● **Input data**:
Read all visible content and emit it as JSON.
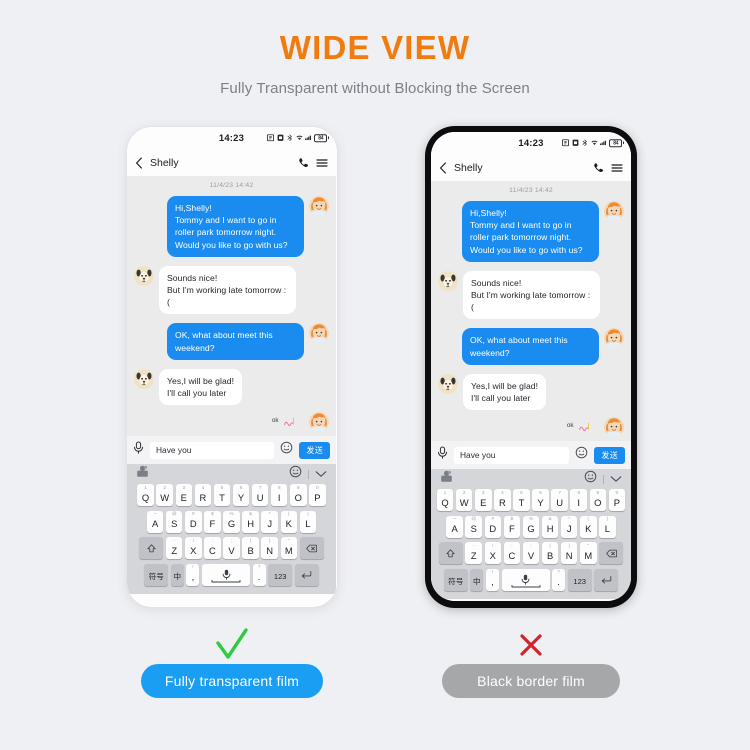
{
  "header": {
    "title": "WIDE VIEW",
    "subtitle": "Fully Transparent without Blocking the Screen",
    "title_color": "#f07c10",
    "subtitle_color": "#7d8089"
  },
  "phone": {
    "status_bar": {
      "time": "14:23",
      "battery_level": "84"
    },
    "chat_header": {
      "contact_name": "Shelly"
    },
    "chat": {
      "date_divider": "11/4/23 14:42",
      "messages": [
        {
          "side": "out",
          "text": "Hi,Shelly!\nTommy and I want to go in roller park tomorrow night. Would you like to go with us?"
        },
        {
          "side": "in",
          "text": "Sounds nice!\nBut I'm working late tomorrow :("
        },
        {
          "side": "out",
          "text": "OK, what about meet this weekend?"
        },
        {
          "side": "in",
          "text": "Yes,I will be glad!\nI'll call you later"
        }
      ],
      "sticker_label": "ok"
    },
    "input_bar": {
      "text_value": "Have you",
      "send_label": "发送",
      "mic_icon": "microphone-icon",
      "emoji_icon": "emoji-smile-icon"
    },
    "keyboard": {
      "toolbar": {
        "sticker_icon": "sticker-icon",
        "emoji_icon": "emoji-smile-icon",
        "collapse_icon": "chevron-down-icon"
      },
      "row1": [
        {
          "sup": "1",
          "main": "Q"
        },
        {
          "sup": "2",
          "main": "W"
        },
        {
          "sup": "3",
          "main": "E"
        },
        {
          "sup": "4",
          "main": "R"
        },
        {
          "sup": "5",
          "main": "T"
        },
        {
          "sup": "6",
          "main": "Y"
        },
        {
          "sup": "7",
          "main": "U"
        },
        {
          "sup": "8",
          "main": "I"
        },
        {
          "sup": "9",
          "main": "O"
        },
        {
          "sup": "0",
          "main": "P"
        }
      ],
      "row2": [
        {
          "sup": "~",
          "main": "A"
        },
        {
          "sup": "@",
          "main": "S"
        },
        {
          "sup": "#",
          "main": "D"
        },
        {
          "sup": "$",
          "main": "F"
        },
        {
          "sup": "%",
          "main": "G"
        },
        {
          "sup": "&",
          "main": "H"
        },
        {
          "sup": "*",
          "main": "J"
        },
        {
          "sup": "(",
          "main": "K"
        },
        {
          "sup": ")",
          "main": "L"
        }
      ],
      "row3": [
        {
          "sup": "-",
          "main": "Z"
        },
        {
          "sup": "/",
          "main": "X"
        },
        {
          "sup": ":",
          "main": "C"
        },
        {
          "sup": ";",
          "main": "V"
        },
        {
          "sup": "(",
          "main": "B"
        },
        {
          "sup": ")",
          "main": "N"
        },
        {
          "sup": "\"",
          "main": "M"
        }
      ],
      "shift_icon": "shift-arrow-icon",
      "backspace_icon": "backspace-icon",
      "row4": {
        "symbols_label": "符号",
        "lang_label": "中",
        "comma_sup": "!",
        "comma_main": ",",
        "space_icon": "microphone-icon",
        "period_sup": "?",
        "period_main": ".",
        "numbers_label": "123",
        "enter_icon": "enter-return-icon"
      }
    }
  },
  "verdicts": {
    "left": {
      "mark": "check-mark",
      "mark_color": "#2fcb3f",
      "label": "Fully transparent film",
      "pill_color": "#199ef3"
    },
    "right": {
      "mark": "cross-mark",
      "mark_color": "#d1252b",
      "label": "Black border film",
      "pill_color": "#a6a7a9"
    }
  }
}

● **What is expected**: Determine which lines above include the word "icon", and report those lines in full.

● **Response to the task**:
      "mic_icon": "microphone-icon",
      "emoji_icon": "emoji-smile-icon"
        "sticker_icon": "sticker-icon",
        "emoji_icon": "emoji-smile-icon",
        "collapse_icon": "chevron-down-icon"
      "shift_icon": "shift-arrow-icon",
      "backspace_icon": "backspace-icon",
        "space_icon": "microphone-icon",
        "enter_icon": "enter-return-icon"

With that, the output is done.